Still, much remains to be done. Though these principles are a promising step in the right direction, the Treasury unfortunately has yet to provide detailed recommendations that will improve the efficacy, comparability and transparency of financial sector plans, leaving the sector mostly to its own devices to determine best practices. The department must provide more explicit guidance to financial institutions on the essential elements of such transition plans, including clear direction on the necessity of absolute emissions reduction targets in the energy sector and – critically – including all types of financing and facilitation in their emission reduction efforts.
Voluntary guidance from the Treasury, though a critical step, won’t be enough to protect the financial system from climate-related risks. Other financial regulators, including the Office of the Comptroller of the Currency, the Federal Deposit Insurance Corporation and the Federal Reserve, must direct financial institutions to adopt commitments to reach net-zero emissions by 2050 and implement credible transition plans to achieve that goal.
The reality is that, without regulators, financial institutions including major banks have blundered through a deeply underregulated ecosystem, taking advantage of the chaos to push through half-finished climate pledges without scrutiny. It is essential that regulators provide clear guidance to ensure that financial institutions make clear climate commitments and align those with their real-world lending, underwriting and investment decisions.
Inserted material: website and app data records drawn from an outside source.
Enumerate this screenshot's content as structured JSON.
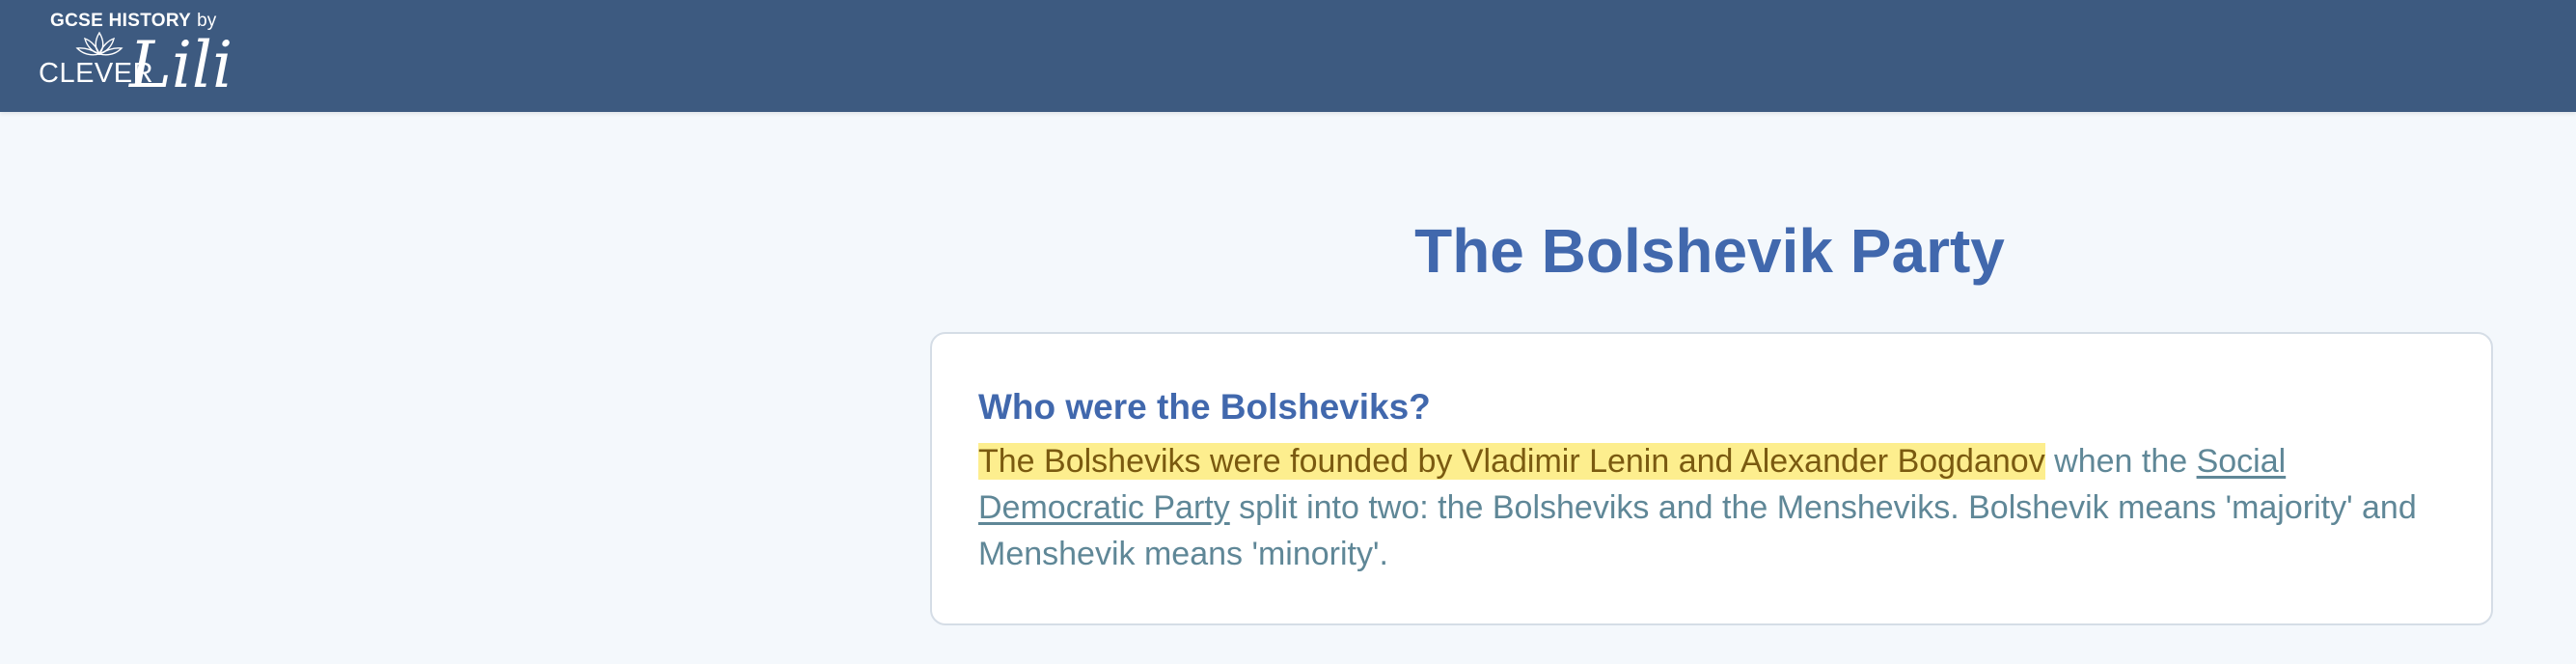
{
  "header": {
    "logo": {
      "top_label": "GCSE HISTORY",
      "by_label": "by",
      "brand_left": "CLEVER",
      "brand_right": "Lili"
    }
  },
  "main": {
    "title": "The Bolshevik Party",
    "card": {
      "heading": "Who were the Bolsheviks?",
      "highlight_text": "The Bolsheviks were founded by Vladimir Lenin and Alexander Bogdanov",
      "text_before_link": " when the ",
      "link_text": "Social Democratic Party",
      "text_after_link": " split into two: the Bolsheviks and the Mensheviks. Bolshevik means 'majority' and Menshevik means 'minority'."
    }
  },
  "colors": {
    "header_bg": "#3d5a80",
    "page_bg": "#f4f8fc",
    "title": "#4168ad",
    "body_text": "#5f8797",
    "highlight_bg": "#fdee8e"
  },
  "icons": {
    "logo_flower": "lotus-flower-icon"
  }
}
3 October 2023: This article was updated to include reference to the US Treasury’s transition plan principles.
This page was last updated October 3, 2023
Share this article